The Business: Looking for an entrepreneurial umbrella that could shelter you from the storms of the large corporate workplace? Then check out this four-year-old title-insurance-and-settlement service, whose selling points include impressively high margins, great growth potential, and the ability to relocate into a home office (although the company could just as easily be merged into an existing brokerage operation). Who says that death and taxes are life's only inevitabilities? Within this state's thriving real estate marketplace, both families and businesses require this company's services, which include most everything involved in closing a purchase or refinancing, such as title searches, surveys, and of course, the sale of title-insurance policies. Two full-timers handle from 150 to 180 transactions each year. The owner wants to relocate to another state but would spend four to six months training a successor, if necessary.

Price: $110,000. With a $75,000 down payment, the seller would provide 36-month financing at 10% annual interest.

Outlook: In an environment of rising interest rates, it's unlikely that a new owner will be able to replicate 1999's extraordinary results (which owe more to a refinancing landslide than to any unusual marketing efforts) without diversifying into other insurance that could capitalize on the company's real estate expertise, especially homeowner's and property-casualty lines. A growth-oriented buyer could also concentrate on building ties to the local banks that serve primarily commercial customers, since their closings and insurance needs tend to be more rewarding than residential deals.

Price Rationale: There's no better guarantee that a deal will pay off than getting a bargain on the price. Insurance brokerages typically sell for 1 to 1.5 times annual revenues.

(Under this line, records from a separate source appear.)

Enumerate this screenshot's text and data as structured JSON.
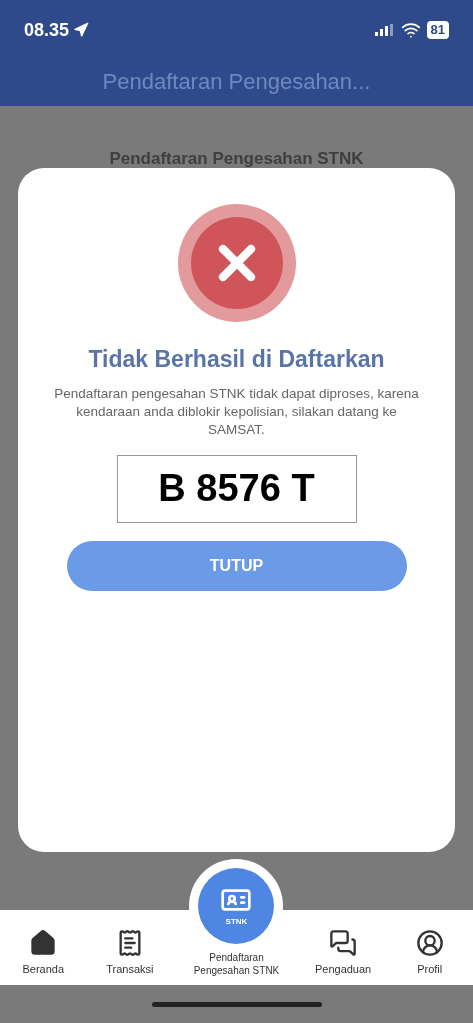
{
  "status_bar": {
    "time": "08.35",
    "battery": "81"
  },
  "header": {
    "title": "Pendaftaran Pengesahan..."
  },
  "background_heading": "Pendaftaran Pengesahan STNK",
  "dialog": {
    "title": "Tidak Berhasil di Daftarkan",
    "message": "Pendaftaran pengesahan STNK tidak dapat diproses, karena kendaraan anda diblokir kepolisian, silakan datang ke SAMSAT.",
    "plate": "B 8576 T",
    "button": "TUTUP"
  },
  "nav": [
    {
      "kind": "home",
      "label": "Beranda"
    },
    {
      "kind": "receipt",
      "label": "Transaksi"
    },
    {
      "kind": "center",
      "label": "Pendaftaran Pengesahan STNK",
      "badge": "STNK"
    },
    {
      "kind": "chat",
      "label": "Pengaduan"
    },
    {
      "kind": "profile",
      "label": "Profil"
    }
  ]
}
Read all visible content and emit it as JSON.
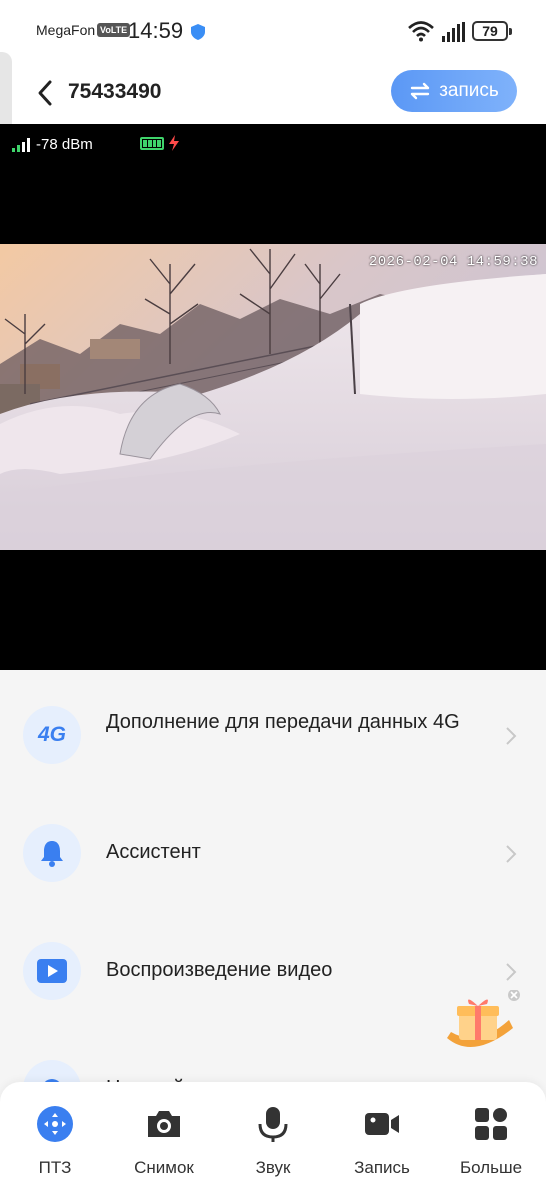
{
  "status_bar": {
    "carrier": "MegaFon",
    "volte": "VoLTE",
    "time": "14:59",
    "battery": "79"
  },
  "header": {
    "title": "75433490",
    "record_button": "запись"
  },
  "video": {
    "signal": "-78 dBm",
    "timestamp": "2026-02-04 14:59:38"
  },
  "menu": {
    "items": [
      {
        "icon": "4g-icon",
        "icon_text": "4G",
        "label": "Дополнение для передачи данных 4G"
      },
      {
        "icon": "bell-icon",
        "label": "Ассистент"
      },
      {
        "icon": "play-video-icon",
        "label": "Воспроизведение видео"
      },
      {
        "icon": "settings-icon",
        "label": "Настройки"
      }
    ]
  },
  "toolbar": {
    "items": [
      {
        "icon": "ptz-icon",
        "label": "ПТЗ"
      },
      {
        "icon": "camera-icon",
        "label": "Снимок"
      },
      {
        "icon": "microphone-icon",
        "label": "Звук"
      },
      {
        "icon": "video-record-icon",
        "label": "Запись"
      },
      {
        "icon": "grid-more-icon",
        "label": "Больше"
      }
    ]
  },
  "colors": {
    "accent": "#3a7ff0",
    "icon_bg": "#e6effd",
    "background": "#f5f5f5"
  }
}
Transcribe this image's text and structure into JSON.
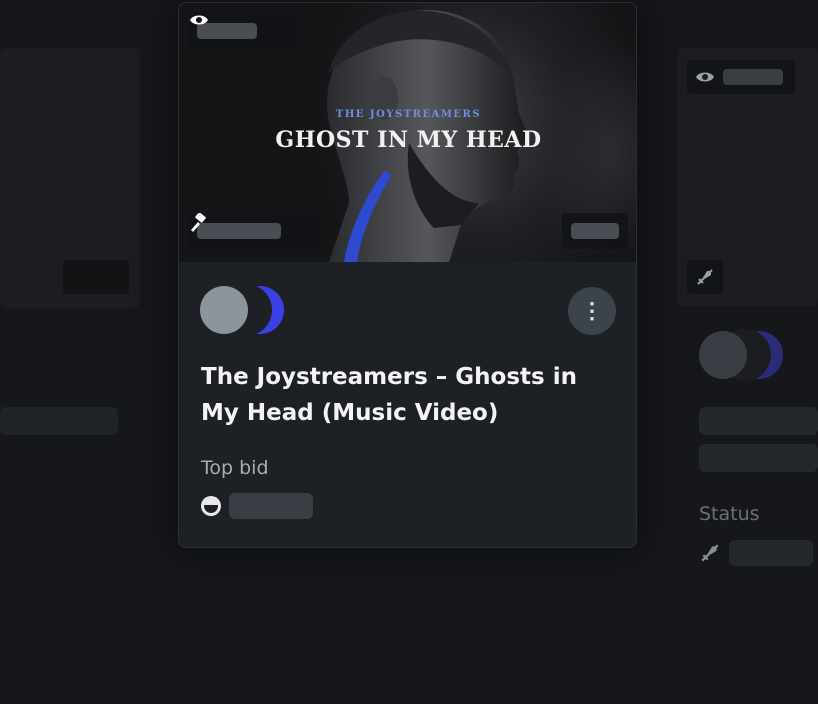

In this company's case, that would suggest a price tag of about $130,000 to $195,000. Why the discount? The drop-off from 1999 to 2000 emphasizes a cyclical vulnerability -- there's no reason for a buyer to overpay during a downturn.

Pros: There's no place like home. Except maybe a home-based business with a profitable niche, low price tag, and plenty of room to expand.

Cons: You may not like this company's home state. If that's the case, you'd be better off starting up a new brokerage elsewhere, because the main value here is ties to local banks and real estate agents.

Gross Revenues Recast Earnings*
1998 $128,677 $68,000
1999 $263,648 $133,019
2000 $129,000 $68,657

*Before interest, taxes, depreciation, and owner's compensation.
Note: Each fiscal year ends on August 31. Results for fiscal year 2000 are projected based on nine months of actual results.

Inc. has no stake in the sale of the business featured. The magazine cannot confirm the accuracy of financial or other information offered by the seller. Inquiries should be directed to Marc Dosik or Al Horvath, VR Business Brokers, 410-772-0006.

Please e-mail your comments to